Blake Mills, ‘Heigh Ho’ – Album Review
You know that record that every artist wants to make? The one on which they have no inhibitions and follow no conventional guidelines and they just do what they've always wanted to do after years and years (maybe decades) of following a strict musical template? At the age of 27, Blake Mills has created that record.
'Heigh Ho,' Mills' second full-length album, is 12 tracks of mercurially complex musical arrangements that serve to support the singer-songwriter's evocative vocals.
Mills might be an artist who hasn't flown across your radar, but you're likely familiar with his work; in 2010 he discreetly released his debut LP, 'Break Mirrors,' and before that, he founded the indie rock outfit Simon Dawes (which would later evolve into Dawes) with Taylor Goldsmith. Throughout his short but already prolific career, Mills has served as a session musician with the likes of Conor Oberst, the Avett Brothers and Lana Del Rey, and has produced several albums, such as Sara Watkins' 'Sun Midnight Sun' and Sky Ferriera's EP, 'Ghost,' not to mention Alabama Shakes' follow-up to their critically-acclaimed debut, 'Boys & Girls.'
Even with this remarkable background and support from fellow musicians -- in an interview with Rolling Stone, Eric Clapton called Mills "the last guitarist I heard that I thought was phenomenal" -- the profound artist has remained relatively unknown.

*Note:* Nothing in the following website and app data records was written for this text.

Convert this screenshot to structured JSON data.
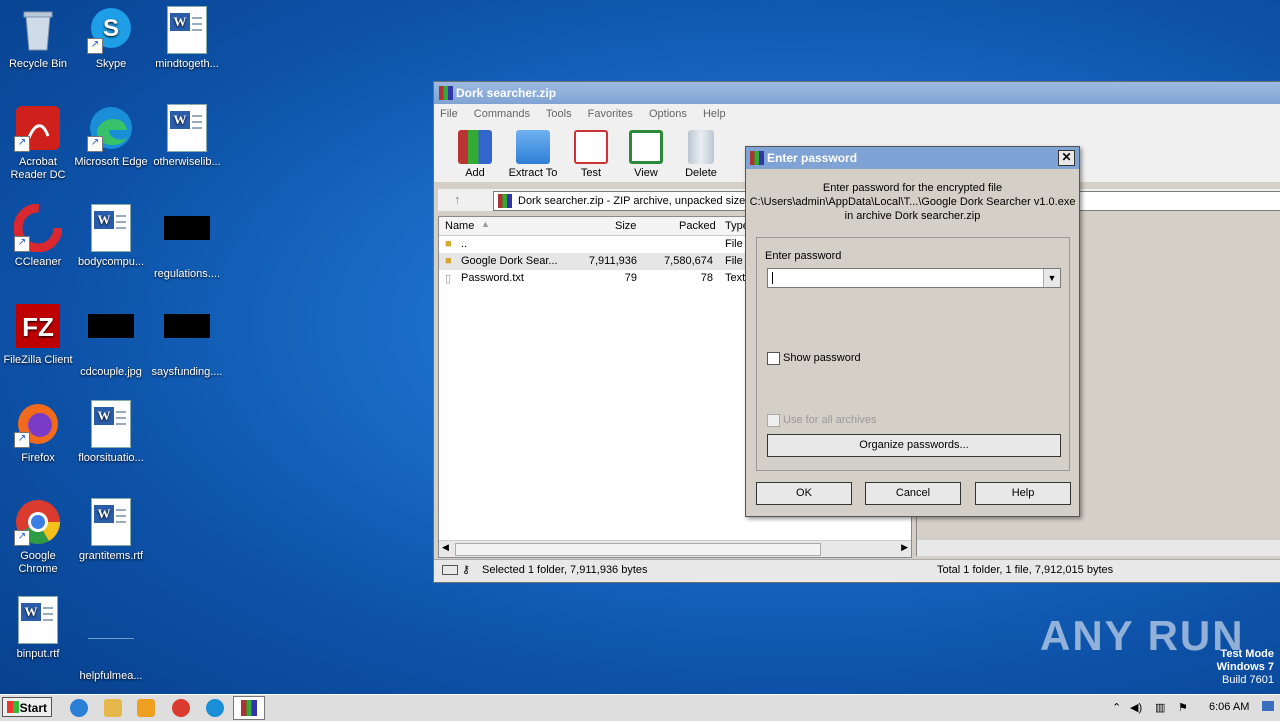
{
  "desktop": {
    "icons": [
      {
        "label": "Recycle Bin"
      },
      {
        "label": "Skype"
      },
      {
        "label": "mindtogeth..."
      },
      {
        "label": "Acrobat Reader DC"
      },
      {
        "label": "Microsoft Edge"
      },
      {
        "label": "otherwiselib..."
      },
      {
        "label": "CCleaner"
      },
      {
        "label": "bodycompu..."
      },
      {
        "label": "regulations...."
      },
      {
        "label": "FileZilla Client"
      },
      {
        "label": "cdcouple.jpg"
      },
      {
        "label": "saysfunding...."
      },
      {
        "label": "Firefox"
      },
      {
        "label": "floorsituatio..."
      },
      {
        "label": "Google Chrome"
      },
      {
        "label": "grantitems.rtf"
      },
      {
        "label": "binput.rtf"
      },
      {
        "label": "helpfulmea..."
      }
    ]
  },
  "window": {
    "title": "Dork searcher.zip",
    "menu": [
      "File",
      "Commands",
      "Tools",
      "Favorites",
      "Options",
      "Help"
    ],
    "toolbar": [
      "Add",
      "Extract To",
      "Test",
      "View",
      "Delete"
    ],
    "address": "Dork searcher.zip - ZIP archive, unpacked size 7",
    "columns": {
      "name": "Name",
      "size": "Size",
      "packed": "Packed",
      "type": "Type"
    },
    "files": [
      {
        "name": "..",
        "size": "",
        "packed": "",
        "type": "File f"
      },
      {
        "name": "Google Dork Sear...",
        "size": "7,911,936",
        "packed": "7,580,674",
        "type": "File f"
      },
      {
        "name": "Password.txt",
        "size": "79",
        "packed": "78",
        "type": "Text"
      }
    ],
    "status_left": "Selected 1 folder, 7,911,936 bytes",
    "status_right": "Total 1 folder, 1 file, 7,912,015 bytes"
  },
  "dialog": {
    "title": "Enter password",
    "close": "✕",
    "info_line1": "Enter password for the encrypted file",
    "info_line2": "C:\\Users\\admin\\AppData\\Local\\T...\\Google Dork Searcher v1.0.exe",
    "info_line3": "in archive Dork searcher.zip",
    "field_label": "Enter password",
    "password_value": "",
    "show_password": "Show password",
    "use_all": "Use for all archives",
    "organize": "Organize passwords...",
    "ok": "OK",
    "cancel": "Cancel",
    "help": "Help"
  },
  "taskbar": {
    "start": "Start",
    "clock": "6:06 AM"
  },
  "watermark": "ANY RUN",
  "testmode": {
    "line1": "Test Mode",
    "line2": "Windows 7",
    "line3": "Build 7601"
  }
}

With 'Heigh Ho,' that will hopefully all change.
Recorded in Los Angeles' iconic Ocean Way studios -- in a room designed specifically for Frank Sinatra and utilized by artists like Bob Dylan and Ray Charles -- 'Heigh Ho' features several collaborations with some of Mills' musical heroes, like Jim Keltner, Don Was and Fiona Apple (the latter duets with Mills on 'Seven' and 'Don't Tell Our Friends About Me').
Mills wastes no time with fluff tracks as the album opens with 'If I'm Unworthy,' a song that constantly feels like it should head in one direction, but the conductor takes it in another -- and for good reason. Followed by 'Cry to Laugh,' the dynamic musicianship of Mills is on display as the seemingly chill tune builds to a raucous climax about two minutes in.
Even when the record features uplifting music (which is often), Mills has a way with layering poignant thoughts throughout with his lyrics. This talent is evident in the catchy (and aforementioned) 'Don't Tell Our Friends About Me' when he sings, "I could sleep on the couch if you want me to / I can be a good dog and just sit with you." You can hear Mills' heart break as he gets to the bridge and laments, "I know I f---ed up, I know I f---ed up / But please, baby, don't tell all our friends about me."
With the short interlude 'Silence Is Sincerity,' Mills perfectly leads into 'Half Asleep' -- a track that has the singer sounding eerily like a modern-day Elliott Smith. And even when he steps away from the microphone, he leaves nothing to be desired. With the nearly eight-minute instrumental track, 'Shed Your Head,' Mills and his band noodle away without ever garnering a drop of listener fatigue or disinterest.
As Mills puts it, "The goals for 'Heigh Ho' were songs, sonics, and capturing performance." In a world saturated with predictable and generic music, 'Heigh Ho' is anything but.